KIGALI, Rwanda — The Coca-Cola Company initiated an expansion of internet connectivity to rural communities in Africa.
Rwanda’s rural communities are scheduled to receive internet capabilities from Ericsson’s Ekocenter, which is a kiosk designed to direct attention to social enterprises while supporting business and community needs.
Rwanda has come a long way since 1994 regarding social welfare. The country has progressed with exceptional economic growth and construction methods thanks to foreign aid and socio-economic reformation.
Since 2006, Rwanda’s poverty rate has dropped from 56.7 percent to 44.9 percent in 2011. About 48.7 percent of those who live in poverty live remotely. Of those in extreme poverty, 26.4 percent are located in rural communities.
On a global scale, there are 800 million people without access to water and 2.5 billion lacking sanitation. Over 4 billion do not have internet access and 1.6 billion live without electricity.
The Managed Rural Coverage (MRC) project starts in Rwanda where an Ekocenter will connect rural communities with internet services. Ericsson’s TV Anywhere service connects Rwanda with education and healthcare content.
The company further enables people with M-Commerce solutions so as to allow for mobile transactions.
Ekocenter is a kiosk in which The Coca-Cola Company, Ericsson, and SolarKiosk collaborate to reach those in small communities who lack electricity and connectivity.
This structure was originally implemented by SolarKiosk for underserved communities. It is a unit powered by photovoltaic panels on its roof that will store enough energy to power mobile phones, lights, a computer, and a solar fridge for 24 hours a day.
The kiosk brings safe drinking water, solar power, and mobile communications to those in rural communities. Over 150 Ekocenters are located in Africa, Asia, and Latin America. They have managed to provide 500 million liters of safe drinking water to 500,000 people each year and created 600 jobs.

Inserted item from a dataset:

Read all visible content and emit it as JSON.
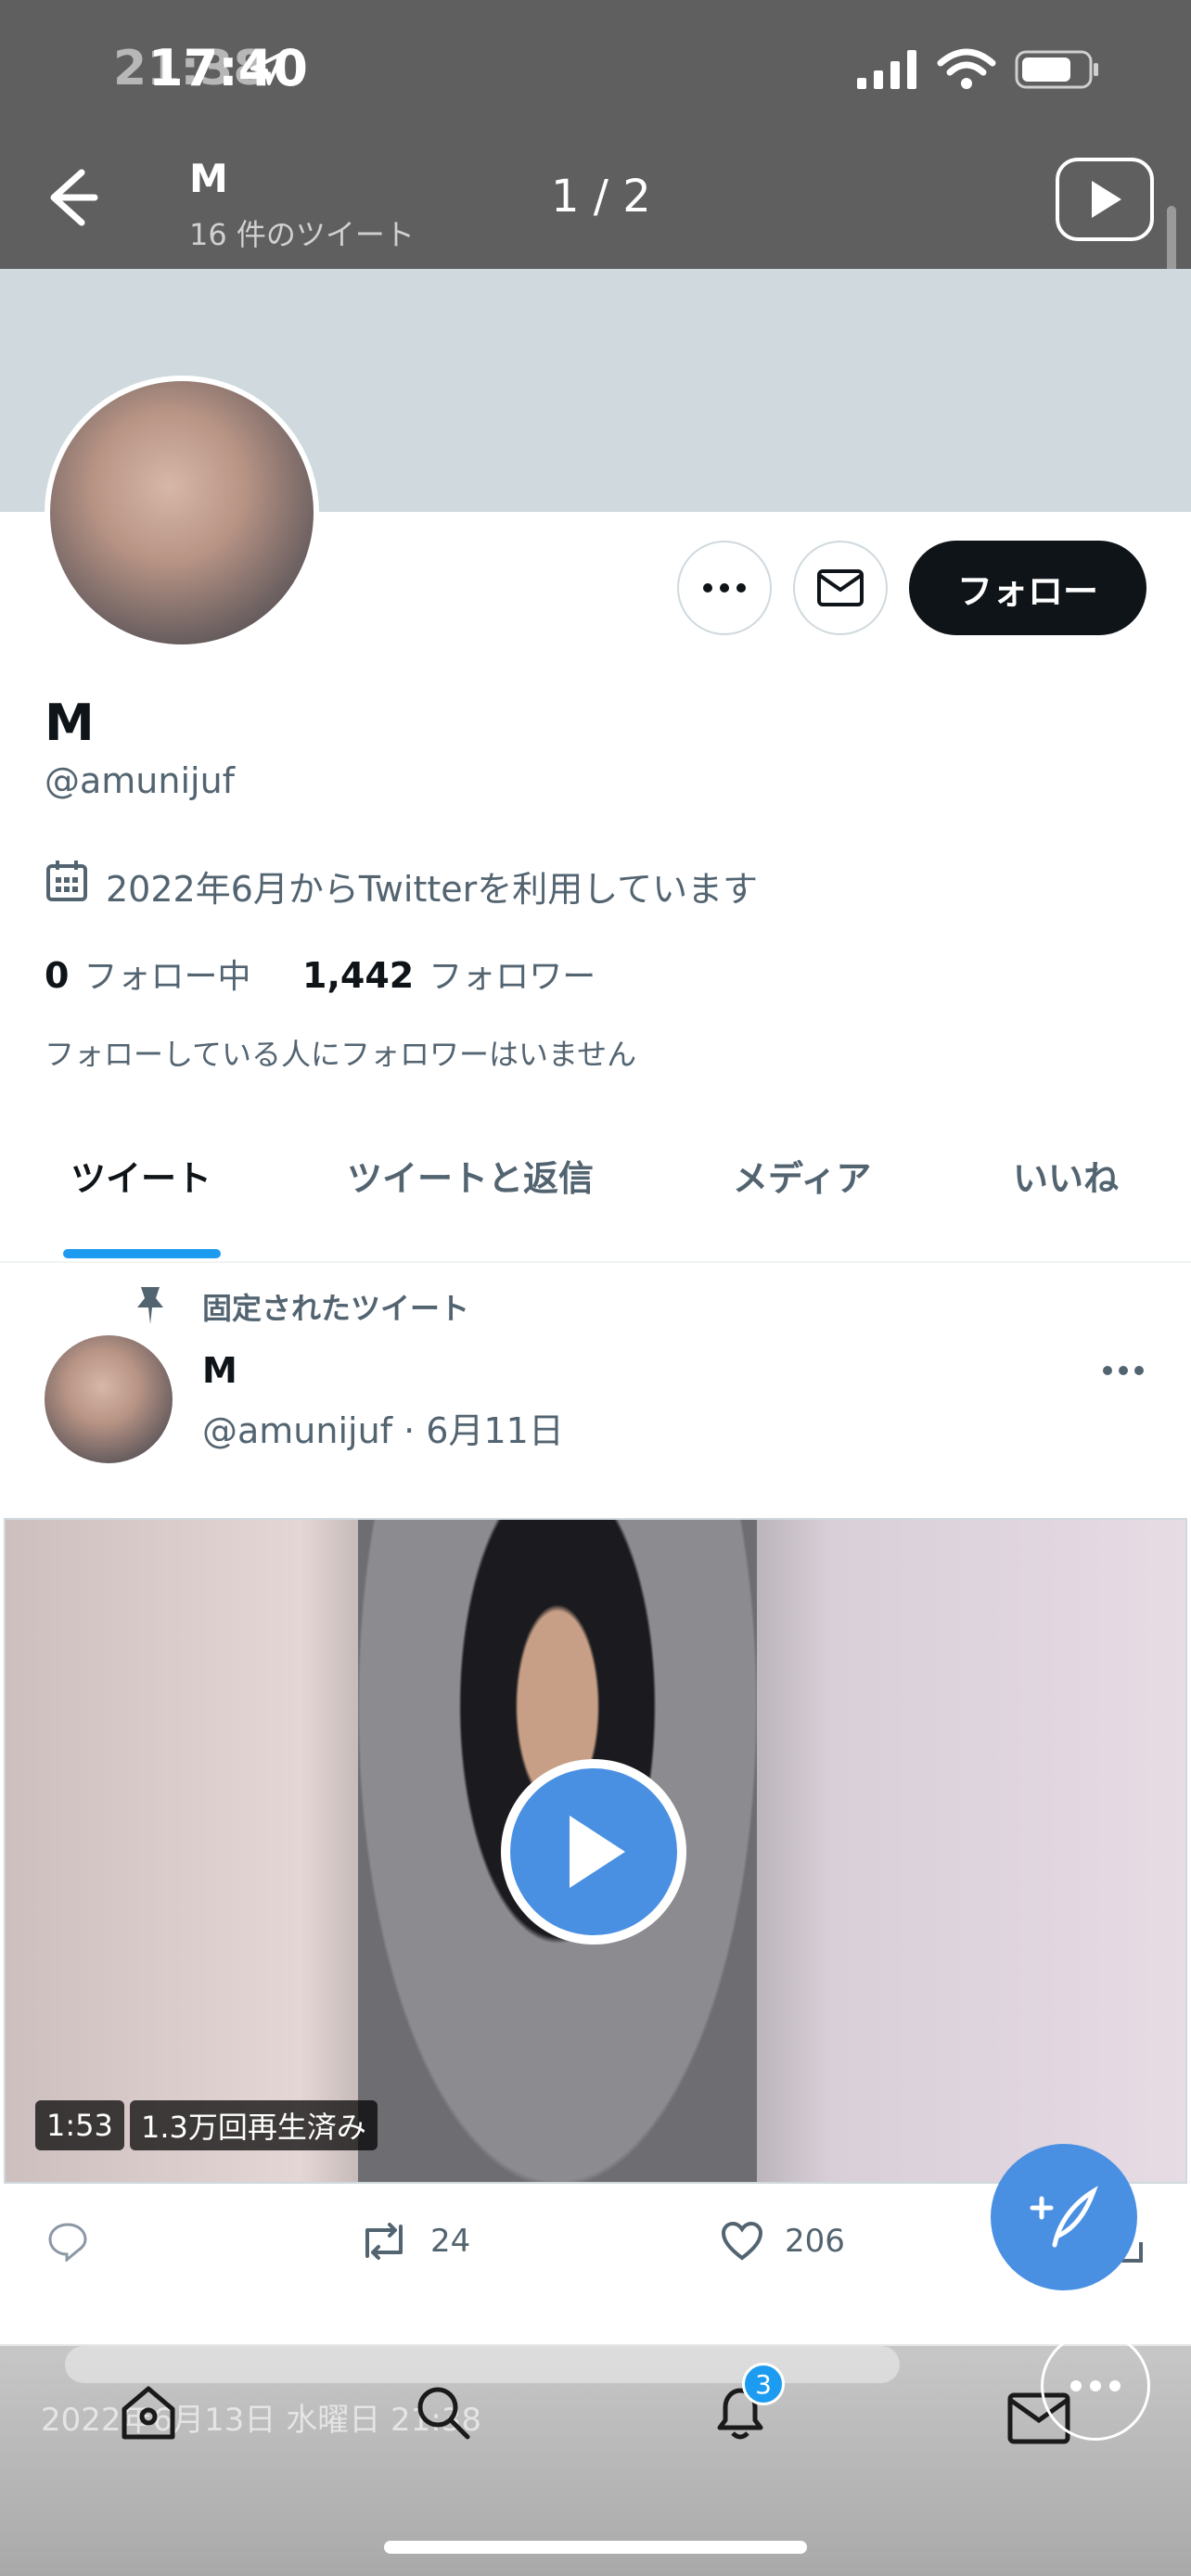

The first SolarKiosk opened in Ethiopia back in 2012 near Lake Langano. It was designed as a light-weight, portable solar shop by Graft architects in Germany. It was delivered in pieces and safely assembled on site using local supplies. It can even be moved on the back of donkeys.

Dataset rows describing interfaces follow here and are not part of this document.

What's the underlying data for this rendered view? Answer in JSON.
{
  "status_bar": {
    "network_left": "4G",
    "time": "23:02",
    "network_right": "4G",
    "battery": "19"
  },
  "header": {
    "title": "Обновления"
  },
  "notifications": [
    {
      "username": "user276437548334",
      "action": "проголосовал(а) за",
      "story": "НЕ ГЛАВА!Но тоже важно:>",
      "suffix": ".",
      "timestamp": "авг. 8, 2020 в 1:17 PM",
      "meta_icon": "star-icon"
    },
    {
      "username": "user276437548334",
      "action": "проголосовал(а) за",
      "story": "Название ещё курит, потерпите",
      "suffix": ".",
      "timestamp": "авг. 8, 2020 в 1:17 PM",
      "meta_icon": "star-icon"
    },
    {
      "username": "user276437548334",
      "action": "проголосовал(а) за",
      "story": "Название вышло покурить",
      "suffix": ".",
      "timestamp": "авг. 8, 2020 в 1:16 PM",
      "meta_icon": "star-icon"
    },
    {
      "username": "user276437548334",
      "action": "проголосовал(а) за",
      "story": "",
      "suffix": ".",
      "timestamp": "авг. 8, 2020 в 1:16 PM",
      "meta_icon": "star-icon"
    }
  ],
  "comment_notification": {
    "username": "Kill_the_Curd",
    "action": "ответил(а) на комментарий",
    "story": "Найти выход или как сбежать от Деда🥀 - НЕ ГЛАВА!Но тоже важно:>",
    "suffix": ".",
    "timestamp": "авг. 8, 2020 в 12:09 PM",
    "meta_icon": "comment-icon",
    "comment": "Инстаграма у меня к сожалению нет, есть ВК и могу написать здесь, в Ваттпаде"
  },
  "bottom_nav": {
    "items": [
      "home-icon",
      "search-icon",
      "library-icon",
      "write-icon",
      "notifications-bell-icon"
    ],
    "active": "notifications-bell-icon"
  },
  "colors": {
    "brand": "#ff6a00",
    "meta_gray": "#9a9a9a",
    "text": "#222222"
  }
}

The model can also be expanded to create a series of kiosks which business owners can take advantage of the power supply. Some examples of possible operations include a movie theatre, hair salon, restaurant, motor vehicle workshop, and more.
Locals can buy solar lanterns, mobile phones, recharge cards, and refreshments. With the use of a refrigerator in a community that does not have one, it can house emergency medicines. Using the energy stored in a battery pack, the kiosk maintains regular operations throughout the night and keeps products cool.
It works to empower communities through building skill sets for women entrepreneurs who manage the stations. The unit provides training and jobs for multiple community members as well.
Workers will gain a valuable experience as they learn to operate solar products, maintain them, and how to support a daily business. The kiosk itself regulates internal temperatures during the day to provide a more comfortable work environment.
The MRC connects stations to the internet and, therefore, to educational services, health services, mobile commerce, basic information, and entertainment.
The project by the Coca-Cola Company, Ericsson, SolarKiosk, Tigo Ghana, and Tigo Rwanda are implementing this new connectivity project in African and Asia during 2015 throughout six countries.
The Coca-Cola Company’s future goals for the Ekocenter include the community’s accessibility to basic necessities, vaccines, sanitation, mobile charging stations, entertainment, solar powered products, and hygiene education. A few targets are in reach.
– Katie Groe